Note: there's a good discussion of positional adjustments in the comment thread. The numbers I present don't tell the whole story.
So I'm late to the party, here. If it helps, that was deliberate - this being the first day of anything, I didn't think the position switch was sufficiently meaningful to warrant a post. But I've gone back and forth on it, and now here I am.
I won't bother repeating in detail what others have already said. You can read Dave's take at USSM, Jon's first and second takes at PBNW, and Shannon Drayer's take as well. They've already been very thorough in their coverage of the first real story of the spring.
The main point of concern being raised is lack of experience - practice and minor leagues aside, Figgins has never played second as more than an occasional position, and Lopez only has 25 innings of ML time at third. It seems strange, then, to switch them, because Figgins is great at third, Lopez is okay at second, and all of their experience at their respective positions has to count for something. How reasonable is it to expect them to be able to make seamless transitions to another spot?

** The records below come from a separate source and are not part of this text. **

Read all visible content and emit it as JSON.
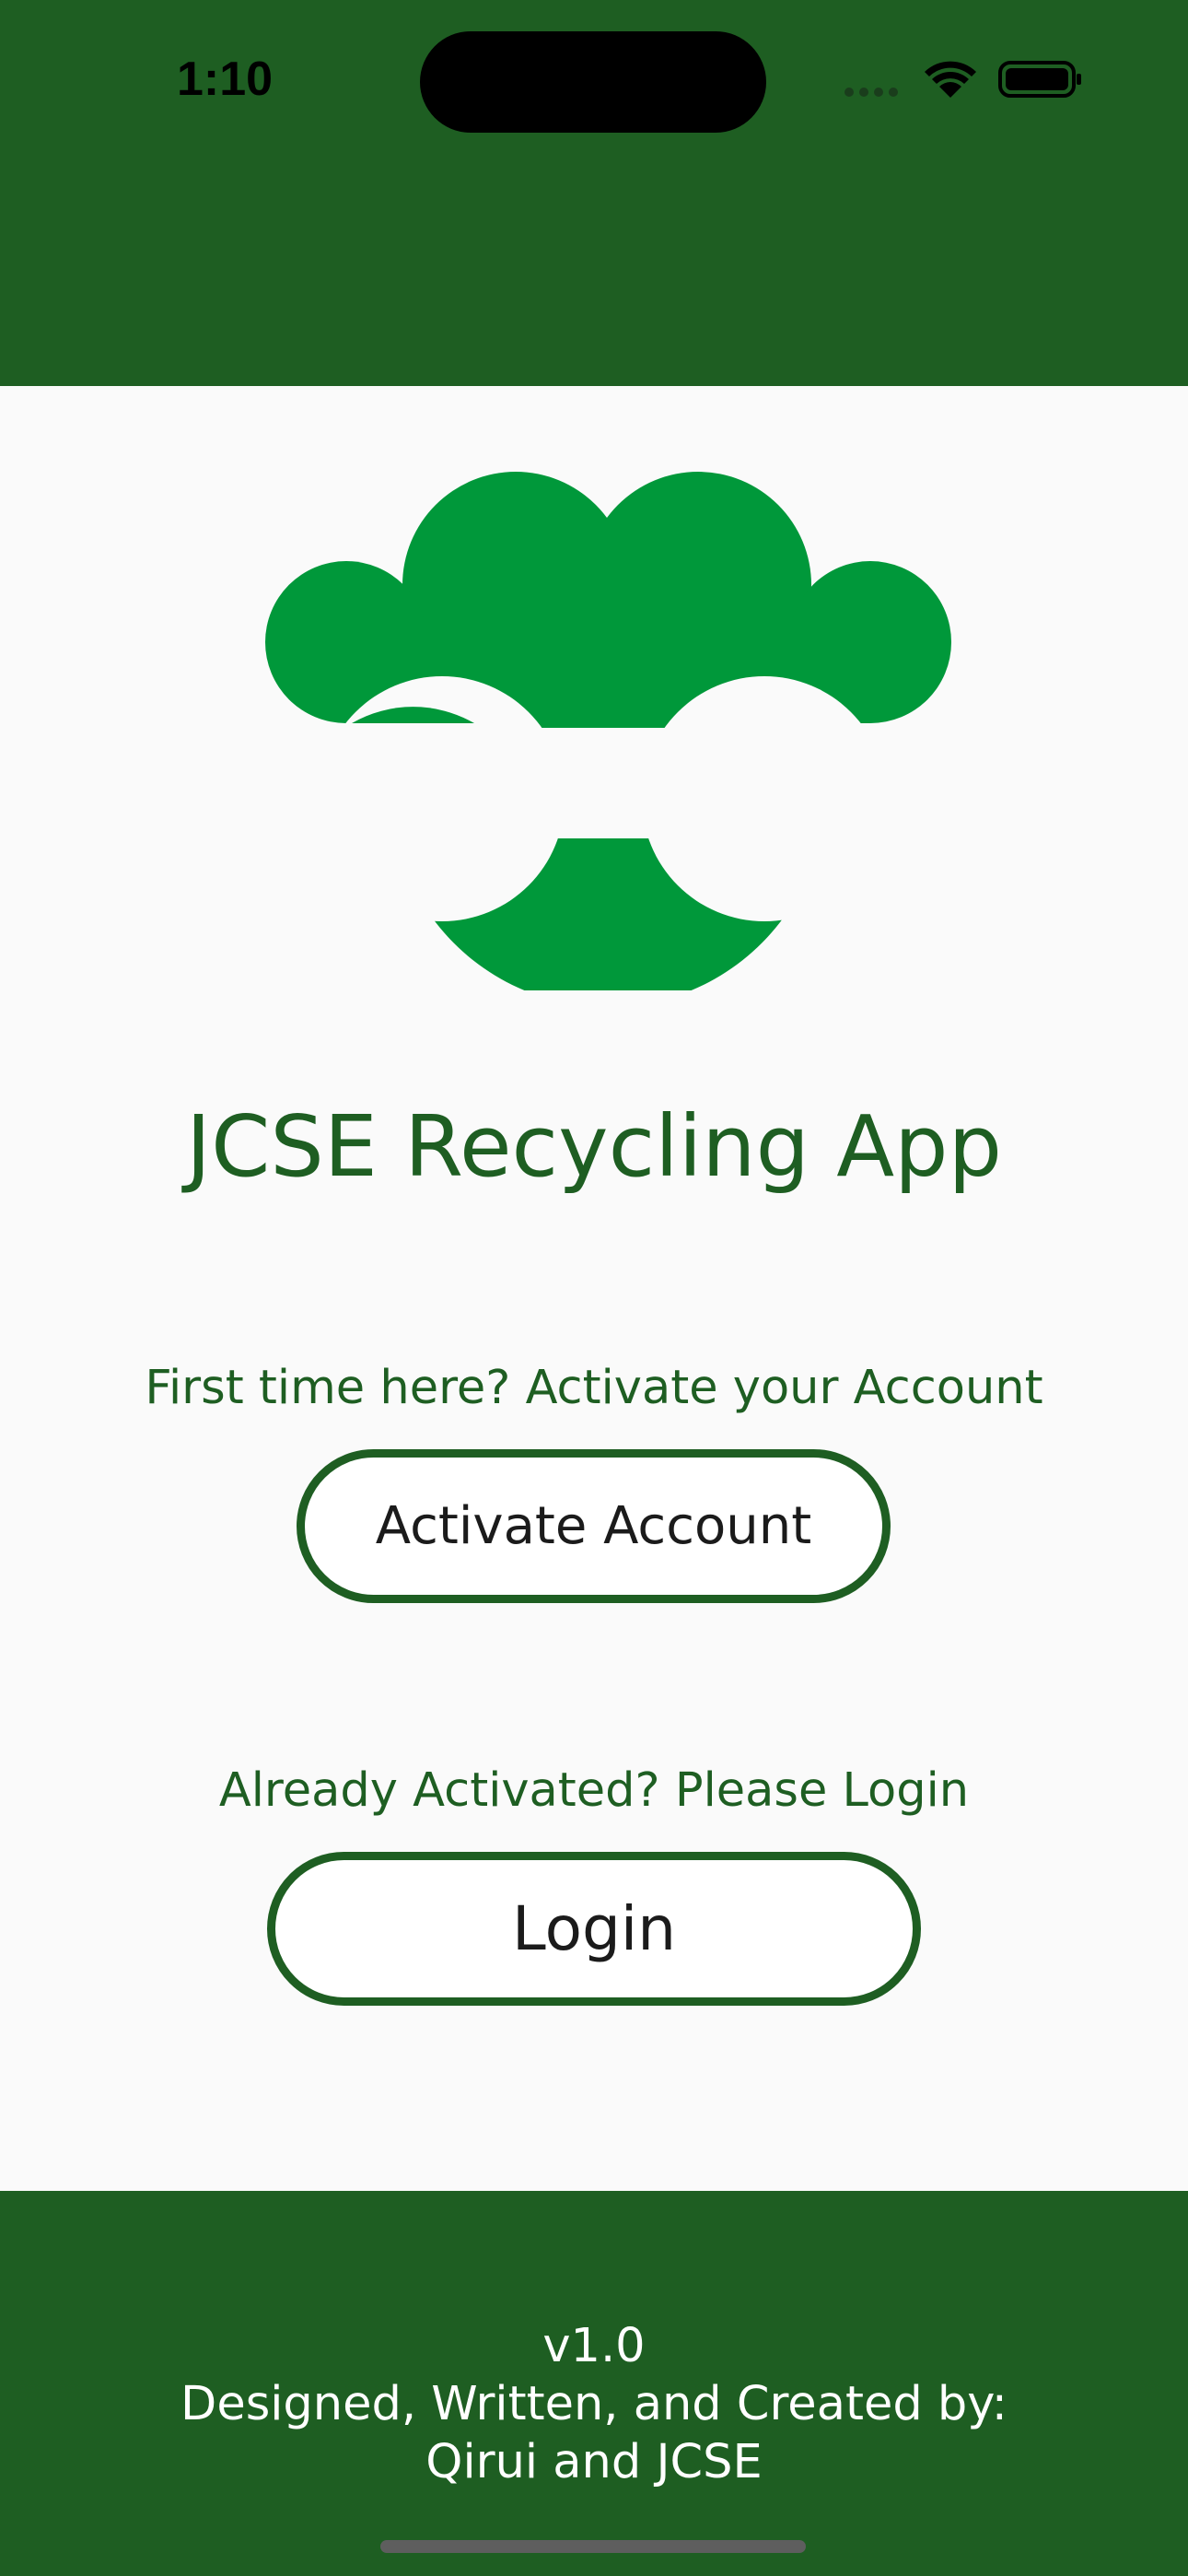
{
  "status_bar": {
    "time": "1:10",
    "icons": [
      "signal-dots-icon",
      "wifi-icon",
      "battery-icon"
    ]
  },
  "colors": {
    "header": "#1e5e22",
    "logo": "#00983a",
    "background": "#fafafa",
    "text_accent": "#1e5e22"
  },
  "app": {
    "title": "JCSE Recycling App",
    "logo_icon": "tree-logo-icon"
  },
  "activate": {
    "prompt": "First time here? Activate your Account",
    "button_label": "Activate Account"
  },
  "login": {
    "prompt": "Already Activated? Please Login",
    "button_label": "Login"
  },
  "footer": {
    "version": "v1.0",
    "credit_line": "Designed, Written, and Created by:",
    "authors": "Qirui and JCSE"
  }
}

It is an excellent point. Experience at a defensive position can matter a lot. There are parts of playing second and parts of playing third that you can't learn if you don't experience them firsthand, and experience them over and over. Lopez, one imagines, is better at turning the double play than Figgins is right now. And Figgins, in turn, is probably better at, say, charging a bunt or throwing across the diamond.
But what if both Figgins and Lopez take to their new positions with ease? What if? This is all just an experiment, after all. There's no commitment. That's why they're trying it out, and trying it out so early. Lopez has the body of a third baseman while Figgins has the body of a second baseman, and the team wants to see if that means anything.
Using stats from The Hardball Times, here are the league average balls in zone per season:
Second Base: 425 balls in zone
Third Base: 334 balls in zone
Over the last three years, the Mariners have averaged 445 BIZ at second and 336 BIZ at third. And while third basemen make more out-of-zone plays (OOZ) than second basemen do, the point remains clear - second basemen get more play opportunities than third basemen.
I wonder if this isn't at the very heart of the matter. Chone Figgins is a better athlete than Jose Lopez. He's clearly the better defensive player at his position. He has more lateral range. If Figgins can play second as well or better than he can play third, and if Lopez can handle the hot corner without embarrassing himself, suddenly it might make sense to bump the better defender to the more active position.
Don Wakamatsu made an interesting decision today. We'll see if it means anything going forward. I'm guessing that, come season time, Lopez and Figgins will be back at their normal positions. But now is the time to experiment. We know Lopez can handle 2B and Figgins can handle 3B. They don't need much practice to get up to speed. What if they can switch? What if the team can get the better glove to the more active position? What if it turns out that Figgins is better suited for 2B than 3B, or that Lopez is better suited for 3B than 2B? I'll leave it to the Mariners to determine whether or not this'll work, but I absolutely don't see the harm in trying to find out.